The accounting departments of companies that manufacture products distinguish between direct and indirect labor costs on their balance sheet. Direct labor costs are tied directly to production while indirect labor costs involve those that serve a more ancillary or support function.
By definition, direct labor costs are expenditures that directly involve the conversion of raw materials into a finished product. Contrarily, indirect labor costs are all other labor costs outside of the production process.
Types of Direct Labor Costs
Direct labor costs can include wages of factory workers, engineers, quality control, machine operators, raw materials delivery people and other production-related employees. Direct labor costs are usually considered a variable expense.
Types of Indirect Labor Costs
Janitors, maintenance workers, supply room supervisors, sales people, secretaries and marketing people are considered indirect labor employees. They support the manufacturing process but do not directly affect production.
Companies differentiate between direct and indirect labor costs so that they can measure the efficiency or productivity of their workers, which entails studying how long, on average, it takes a worker to produce one unit, according to the article "Allocation of Direct Labor" at Internalaccounting.com. Measures can then be taken to improve productivity if it falls below target levels.

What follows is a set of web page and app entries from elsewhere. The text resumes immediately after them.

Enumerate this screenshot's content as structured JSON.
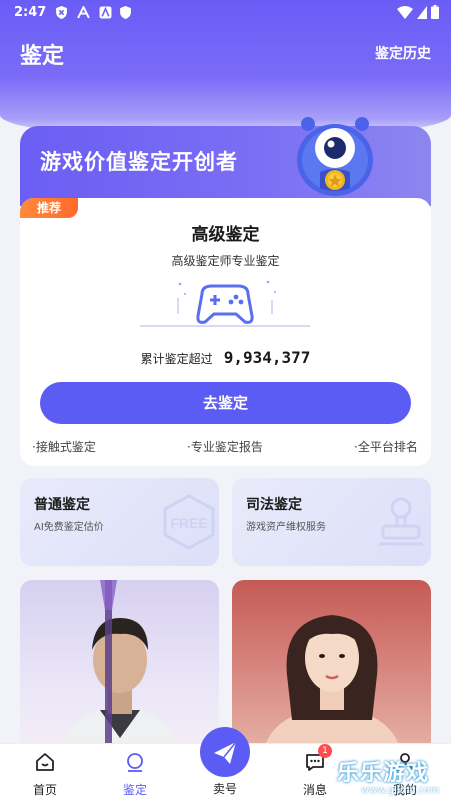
{
  "status_bar": {
    "time": "2:47"
  },
  "header": {
    "title": "鉴定",
    "history_link": "鉴定历史"
  },
  "hero": {
    "title": "游戏价值鉴定开创者"
  },
  "main_card": {
    "badge": "推荐",
    "title": "高级鉴定",
    "subtitle": "高级鉴定师专业鉴定",
    "stat_label": "累计鉴定超过",
    "stat_value": "9,934,377",
    "cta_label": "去鉴定",
    "features": [
      "·接触式鉴定",
      "·专业鉴定报告",
      "·全平台排名"
    ]
  },
  "services": [
    {
      "title": "普通鉴定",
      "desc": "AI免费鉴定估价",
      "icon_text": "FREE"
    },
    {
      "title": "司法鉴定",
      "desc": "游戏资产维权服务"
    }
  ],
  "bottom_nav": {
    "items": [
      {
        "label": "首页"
      },
      {
        "label": "鉴定"
      },
      {
        "label": "卖号"
      },
      {
        "label": "消息",
        "badge": "1"
      },
      {
        "label": "我的"
      }
    ]
  },
  "watermark": {
    "text": "乐乐游戏",
    "url": "www.gllmll.com"
  },
  "colors": {
    "accent": "#5b5cf3",
    "badge_orange": "#ff7a30",
    "notification_red": "#ff4d4f"
  }
}
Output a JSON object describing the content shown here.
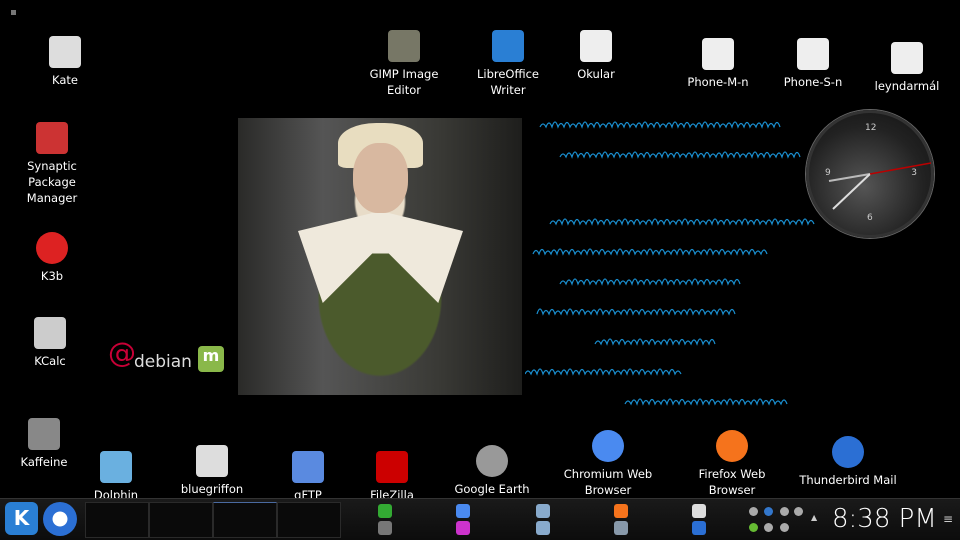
{
  "desktop_icons": [
    {
      "label": "Kate",
      "icon": "kate-icon",
      "color": "#ddd"
    },
    {
      "label": "Synaptic Package Manager",
      "icon": "synaptic-icon",
      "color": "#c33"
    },
    {
      "label": "K3b",
      "icon": "k3b-icon",
      "color": "#d22"
    },
    {
      "label": "KCalc",
      "icon": "kcalc-icon",
      "color": "#ccc"
    },
    {
      "label": "Kaffeine",
      "icon": "kaffeine-icon",
      "color": "#888"
    },
    {
      "label": "GIMP Image Editor",
      "icon": "gimp-icon",
      "color": "#776"
    },
    {
      "label": "LibreOffice Writer",
      "icon": "writer-icon",
      "color": "#2a7fd4"
    },
    {
      "label": "Okular",
      "icon": "okular-icon",
      "color": "#eee"
    },
    {
      "label": "Phone-M-n",
      "icon": "document-icon",
      "color": "#eee"
    },
    {
      "label": "Phone-S-n",
      "icon": "document-icon",
      "color": "#eee"
    },
    {
      "label": "leyndarmál",
      "icon": "document-icon",
      "color": "#eee"
    },
    {
      "label": "Dolphin",
      "icon": "dolphin-icon",
      "color": "#6ab0e0"
    },
    {
      "label": "bluegriffon",
      "icon": "terminal-doc-icon",
      "color": "#ddd"
    },
    {
      "label": "gFTP",
      "icon": "gftp-icon",
      "color": "#5a8ae0"
    },
    {
      "label": "FileZilla",
      "icon": "filezilla-icon",
      "color": "#c00"
    },
    {
      "label": "Google Earth",
      "icon": "google-earth-icon",
      "color": "#999"
    },
    {
      "label": "Chromium Web Browser",
      "icon": "chromium-icon",
      "color": "#4a8af0"
    },
    {
      "label": "Firefox Web Browser",
      "icon": "firefox-icon",
      "color": "#f5731c"
    },
    {
      "label": "Thunderbird Mail",
      "icon": "thunderbird-icon",
      "color": "#2b6fd4"
    }
  ],
  "logos": {
    "debian": "debian",
    "mint": "m"
  },
  "clock_widget": {
    "numerals": [
      "12",
      "3",
      "6",
      "9"
    ]
  },
  "taskbar": {
    "time": "8:38 PM",
    "launchers": [
      "cinnamon-icon",
      "gimp-icon",
      "chromium-icon",
      "okular-icon",
      "writer-icon",
      "calc-icon",
      "firefox-icon",
      "network-icon",
      "kate-icon",
      "thunderbird-icon"
    ],
    "tray": [
      "circle-icon",
      "hp-icon",
      "network-icon",
      "volume-icon",
      "shield-icon",
      "user-icon",
      "scissors-icon"
    ],
    "menu": "≡",
    "expand": "▲"
  }
}
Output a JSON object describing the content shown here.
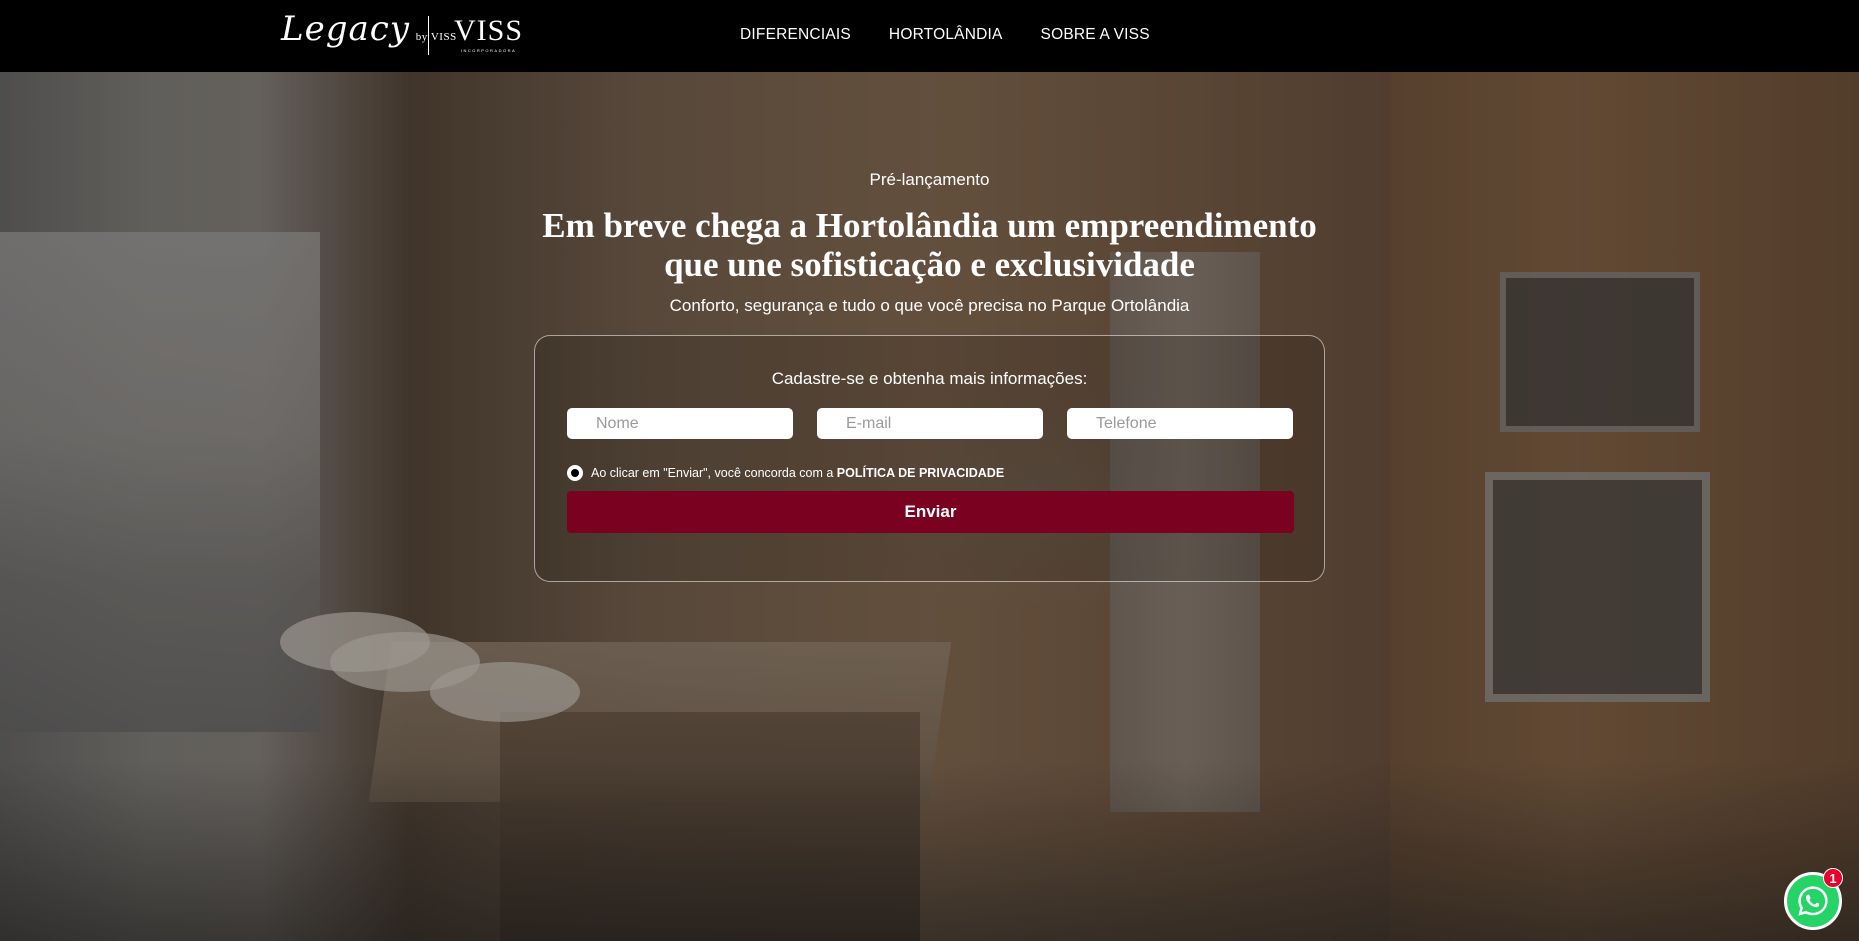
{
  "header": {
    "logo_legacy": "Legacy",
    "logo_legacy_by": "by VISS",
    "logo_viss": "VISS",
    "logo_viss_sub": "INCORPORADORA",
    "nav": [
      {
        "label": "DIFERENCIAIS"
      },
      {
        "label": "HORTOLÂNDIA"
      },
      {
        "label": "SOBRE A VISS"
      }
    ]
  },
  "hero": {
    "eyebrow": "Pré-lançamento",
    "headline_line1": "Em breve chega a Hortolândia um empreendimento",
    "headline_line2": "que une sofisticação e exclusividade",
    "subline": "Conforto, segurança e tudo o que você precisa no Parque Ortolândia"
  },
  "form": {
    "title": "Cadastre-se e obtenha mais informações:",
    "name_placeholder": "Nome",
    "email_placeholder": "E-mail",
    "phone_placeholder": "Telefone",
    "consent_text": "Ao clicar em \"Enviar\", você concorda com a ",
    "consent_link": "POLÍTICA DE PRIVACIDADE",
    "submit_label": "Enviar",
    "submit_color": "#7a0120"
  },
  "whatsapp": {
    "badge_count": "1",
    "icon": "whatsapp-icon",
    "color": "#25d366"
  }
}
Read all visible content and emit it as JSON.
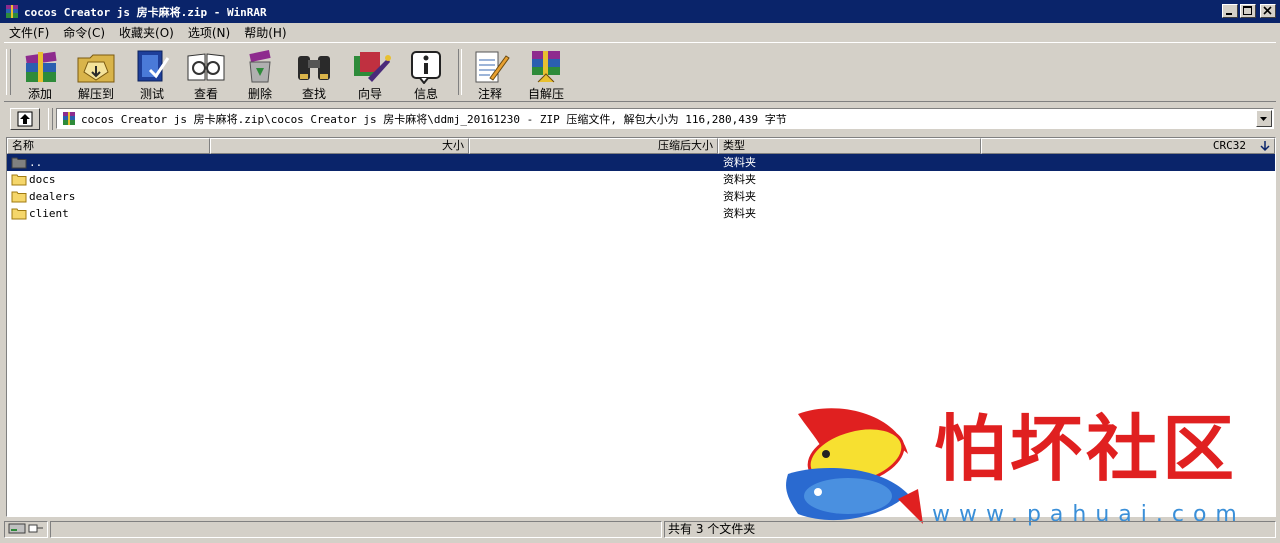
{
  "window": {
    "title": "cocos Creator js 房卡麻将.zip - WinRAR"
  },
  "menu": [
    {
      "label": "文件(F)"
    },
    {
      "label": "命令(C)"
    },
    {
      "label": "收藏夹(O)"
    },
    {
      "label": "选项(N)"
    },
    {
      "label": "帮助(H)"
    }
  ],
  "toolbar": {
    "add": "添加",
    "extract_to": "解压到",
    "test": "测试",
    "view": "查看",
    "delete": "删除",
    "find": "查找",
    "wizard": "向导",
    "info": "信息",
    "comment": "注释",
    "sfx": "自解压"
  },
  "address": {
    "path": "cocos Creator js 房卡麻将.zip\\cocos Creator js 房卡麻将\\ddmj_20161230 - ZIP 压缩文件, 解包大小为 116,280,439 字节"
  },
  "columns": {
    "name": "名称",
    "size": "大小",
    "packed": "压缩后大小",
    "type": "类型",
    "crc": "CRC32"
  },
  "rows": [
    {
      "name": "..",
      "type": "资料夹"
    },
    {
      "name": "docs",
      "type": "资料夹"
    },
    {
      "name": "dealers",
      "type": "资料夹"
    },
    {
      "name": "client",
      "type": "资料夹"
    }
  ],
  "status": {
    "total": "共有 3 个文件夹"
  },
  "watermark": {
    "title": "怕坏社区",
    "url": "www.pahuai.com"
  },
  "colors": {
    "titlebar": "#0a246a",
    "selection": "#0a246a",
    "face": "#d4d0c8",
    "watermark_red": "#e02020",
    "watermark_blue": "#3a8fd8"
  }
}
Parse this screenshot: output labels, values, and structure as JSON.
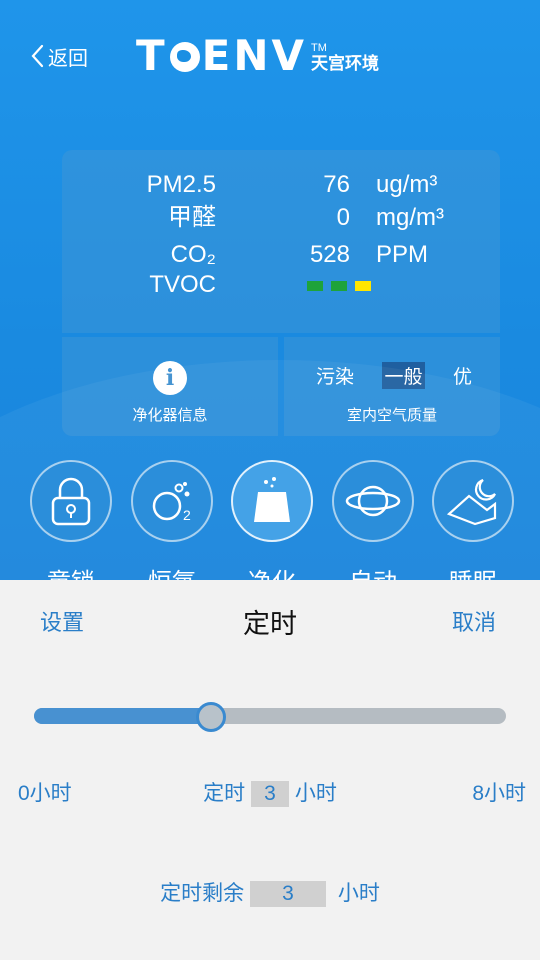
{
  "header": {
    "back_label": "返回",
    "brand_name": "TOENV",
    "brand_tm": "TM",
    "brand_cn": "天宫环境"
  },
  "metrics": [
    {
      "label": "PM2.5",
      "value": "76",
      "unit": "ug/m³"
    },
    {
      "label": "甲醛",
      "value": "0",
      "unit": "mg/m³"
    },
    {
      "label": "CO₂",
      "value": "528",
      "unit": "PPM"
    },
    {
      "label": "TVOC",
      "value": "",
      "unit": ""
    }
  ],
  "tvoc_indicator": {
    "colors": [
      "#1ea33a",
      "#1ea33a",
      "#ffe600"
    ]
  },
  "purifier_info": {
    "icon": "info-icon",
    "label": "净化器信息"
  },
  "air_quality": {
    "levels": [
      "污染",
      "一般",
      "优"
    ],
    "selected": "一般",
    "label": "室内空气质量"
  },
  "modes": [
    {
      "label": "童锁",
      "icon": "lock-icon"
    },
    {
      "label": "恒氧",
      "icon": "oxygen-icon"
    },
    {
      "label": "净化",
      "icon": "purify-icon"
    },
    {
      "label": "自动",
      "icon": "planet-icon"
    },
    {
      "label": "睡眠",
      "icon": "moon-icon"
    }
  ],
  "timer_sheet": {
    "settings_label": "设置",
    "title": "定时",
    "cancel_label": "取消",
    "slider_min_label": "0小时",
    "slider_max_label": "8小时",
    "slider_value": 3,
    "slider_max": 8,
    "timer_prefix": "定时",
    "timer_value": "3",
    "timer_unit": "小时",
    "remaining_prefix": "定时剩余",
    "remaining_value": "3",
    "remaining_unit": "小时"
  },
  "colors": {
    "background_blue": "#1a8fe3",
    "accent_blue": "#2a7ec8",
    "sheet_bg": "#f2f2f2"
  }
}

Direct labor costs are also used to figure the cost of goods sold, which is one of the key expenses for a manufacturer. Indirect expenses are generally reported by separate departments. Separating the two types of labor costs can help determine where, if any, misuse or misallocation of resources occurred.